━━ Dataset ━━
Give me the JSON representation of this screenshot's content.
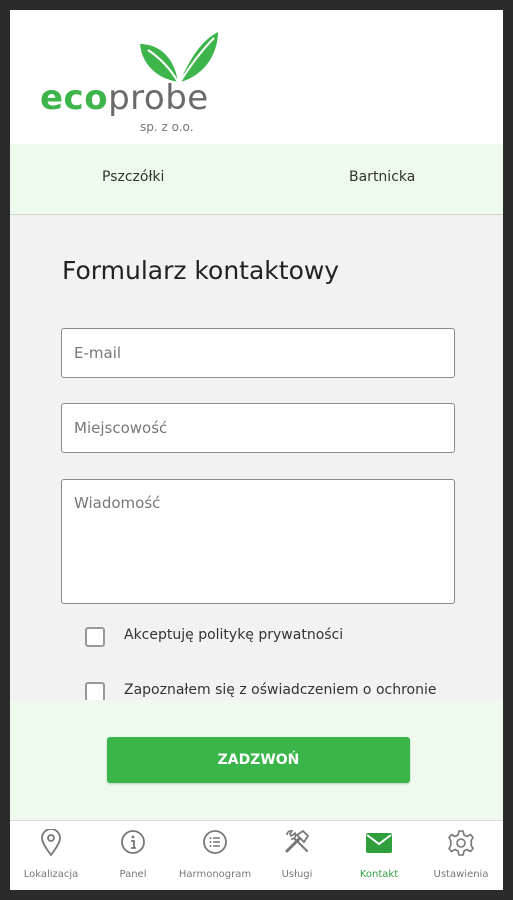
{
  "brand": {
    "name_part1": "eco",
    "name_part2": "probe",
    "subtitle": "sp. z o.o.",
    "icon": "leaf-icon",
    "color": "#3db54a"
  },
  "locations": [
    "Pszczółki",
    "Bartnicka"
  ],
  "form": {
    "title": "Formularz kontaktowy",
    "email_placeholder": "E-mail",
    "city_placeholder": "Miejscowość",
    "message_placeholder": "Wiadomość",
    "checkbox1_label": "Akceptuję politykę prywatności",
    "checkbox2_label": "Zapoznałem się z oświadczeniem o ochronie",
    "call_button": "ZADZWOŃ"
  },
  "tabs": [
    {
      "label": "Lokalizacja",
      "icon": "location-pin-icon"
    },
    {
      "label": "Panel",
      "icon": "info-icon"
    },
    {
      "label": "Harmonogram",
      "icon": "list-icon"
    },
    {
      "label": "Usługi",
      "icon": "tools-icon"
    },
    {
      "label": "Kontakt",
      "icon": "envelope-icon",
      "active": true
    },
    {
      "label": "Ustawienia",
      "icon": "gear-icon"
    }
  ],
  "colors": {
    "accent": "#39b54a",
    "light_green_bg": "#effaee",
    "active_tab": "#2f9e3c"
  }
}
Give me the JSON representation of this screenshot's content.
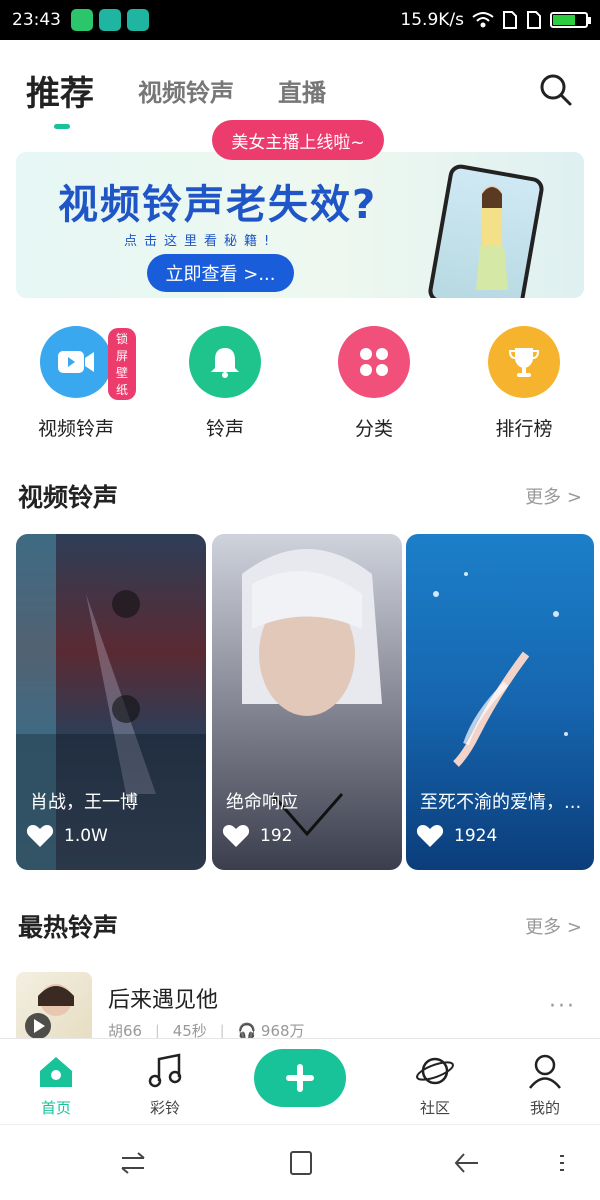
{
  "status_bar": {
    "time": "23:43",
    "network_speed": "15.9K/s",
    "battery_level": 0.7
  },
  "top_tabs": [
    {
      "label": "推荐",
      "active": true
    },
    {
      "label": "视频铃声",
      "active": false
    },
    {
      "label": "直播",
      "active": false
    }
  ],
  "live_pill": "美女主播上线啦~",
  "banner": {
    "headline": "视频铃声老失效?",
    "subtext": "点击这里看秘籍!",
    "button": "立即查看 >..."
  },
  "quick_entries": [
    {
      "label": "视频铃声",
      "badge": "锁屏壁纸",
      "icon": "video-camera-icon",
      "color": "#3aa8ef"
    },
    {
      "label": "铃声",
      "icon": "bell-icon",
      "color": "#1fc48c"
    },
    {
      "label": "分类",
      "icon": "grid-icon",
      "color": "#f0507a"
    },
    {
      "label": "排行榜",
      "icon": "trophy-icon",
      "color": "#f6b42e"
    }
  ],
  "video_section": {
    "title": "视频铃声",
    "more": "更多 >",
    "cards": [
      {
        "title": "肖战，王一博",
        "likes": "1.0W"
      },
      {
        "title": "绝命响应",
        "likes": "192"
      },
      {
        "title": "至死不渝的爱情，...",
        "likes": "1924"
      }
    ]
  },
  "hot_section": {
    "title": "最热铃声",
    "more": "更多 >",
    "songs": [
      {
        "name": "后来遇见他",
        "artist": "胡66",
        "duration": "45秒",
        "plays": "968万"
      }
    ]
  },
  "bottom_nav": [
    {
      "label": "首页",
      "icon": "home-icon",
      "active": true
    },
    {
      "label": "彩铃",
      "icon": "music-note-icon",
      "active": false
    },
    {
      "label": "",
      "icon": "plus-icon",
      "active": false
    },
    {
      "label": "社区",
      "icon": "planet-icon",
      "active": false
    },
    {
      "label": "我的",
      "icon": "person-icon",
      "active": false
    }
  ],
  "colors": {
    "accent": "#19c39a",
    "pink": "#ec3c6d",
    "banner_blue": "#1a5ddb"
  }
}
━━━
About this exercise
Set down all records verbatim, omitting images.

Result
Give me the JSON representation of this screenshot's content.
{
  "brand": {
    "name_part1": "eco",
    "name_part2": "probe",
    "subtitle": "sp. z o.o.",
    "icon": "leaf-icon",
    "color": "#3db54a"
  },
  "locations": [
    "Pszczółki",
    "Bartnicka"
  ],
  "form": {
    "title": "Formularz kontaktowy",
    "email_placeholder": "E-mail",
    "city_placeholder": "Miejscowość",
    "message_placeholder": "Wiadomość",
    "checkbox1_label": "Akceptuję politykę prywatności",
    "checkbox2_label": "Zapoznałem się z oświadczeniem o ochronie",
    "call_button": "ZADZWOŃ"
  },
  "tabs": [
    {
      "label": "Lokalizacja",
      "icon": "location-pin-icon"
    },
    {
      "label": "Panel",
      "icon": "info-icon"
    },
    {
      "label": "Harmonogram",
      "icon": "list-icon"
    },
    {
      "label": "Usługi",
      "icon": "tools-icon"
    },
    {
      "label": "Kontakt",
      "icon": "envelope-icon",
      "active": true
    },
    {
      "label": "Ustawienia",
      "icon": "gear-icon"
    }
  ],
  "colors": {
    "accent": "#39b54a",
    "light_green_bg": "#effaee",
    "active_tab": "#2f9e3c"
  }
}
Give me the JSON representation of this screenshot's content.
{
  "status_bar": {
    "time": "23:43",
    "network_speed": "15.9K/s",
    "battery_level": 0.7
  },
  "top_tabs": [
    {
      "label": "推荐",
      "active": true
    },
    {
      "label": "视频铃声",
      "active": false
    },
    {
      "label": "直播",
      "active": false
    }
  ],
  "live_pill": "美女主播上线啦~",
  "banner": {
    "headline": "视频铃声老失效?",
    "subtext": "点击这里看秘籍!",
    "button": "立即查看 >..."
  },
  "quick_entries": [
    {
      "label": "视频铃声",
      "badge": "锁屏壁纸",
      "icon": "video-camera-icon",
      "color": "#3aa8ef"
    },
    {
      "label": "铃声",
      "icon": "bell-icon",
      "color": "#1fc48c"
    },
    {
      "label": "分类",
      "icon": "grid-icon",
      "color": "#f0507a"
    },
    {
      "label": "排行榜",
      "icon": "trophy-icon",
      "color": "#f6b42e"
    }
  ],
  "video_section": {
    "title": "视频铃声",
    "more": "更多 >",
    "cards": [
      {
        "title": "肖战，王一博",
        "likes": "1.0W"
      },
      {
        "title": "绝命响应",
        "likes": "192"
      },
      {
        "title": "至死不渝的爱情，...",
        "likes": "1924"
      }
    ]
  },
  "hot_section": {
    "title": "最热铃声",
    "more": "更多 >",
    "songs": [
      {
        "name": "后来遇见他",
        "artist": "胡66",
        "duration": "45秒",
        "plays": "968万"
      }
    ]
  },
  "bottom_nav": [
    {
      "label": "首页",
      "icon": "home-icon",
      "active": true
    },
    {
      "label": "彩铃",
      "icon": "music-note-icon",
      "active": false
    },
    {
      "label": "",
      "icon": "plus-icon",
      "active": false
    },
    {
      "label": "社区",
      "icon": "planet-icon",
      "active": false
    },
    {
      "label": "我的",
      "icon": "person-icon",
      "active": false
    }
  ],
  "colors": {
    "accent": "#19c39a",
    "pink": "#ec3c6d",
    "banner_blue": "#1a5ddb"
  }
}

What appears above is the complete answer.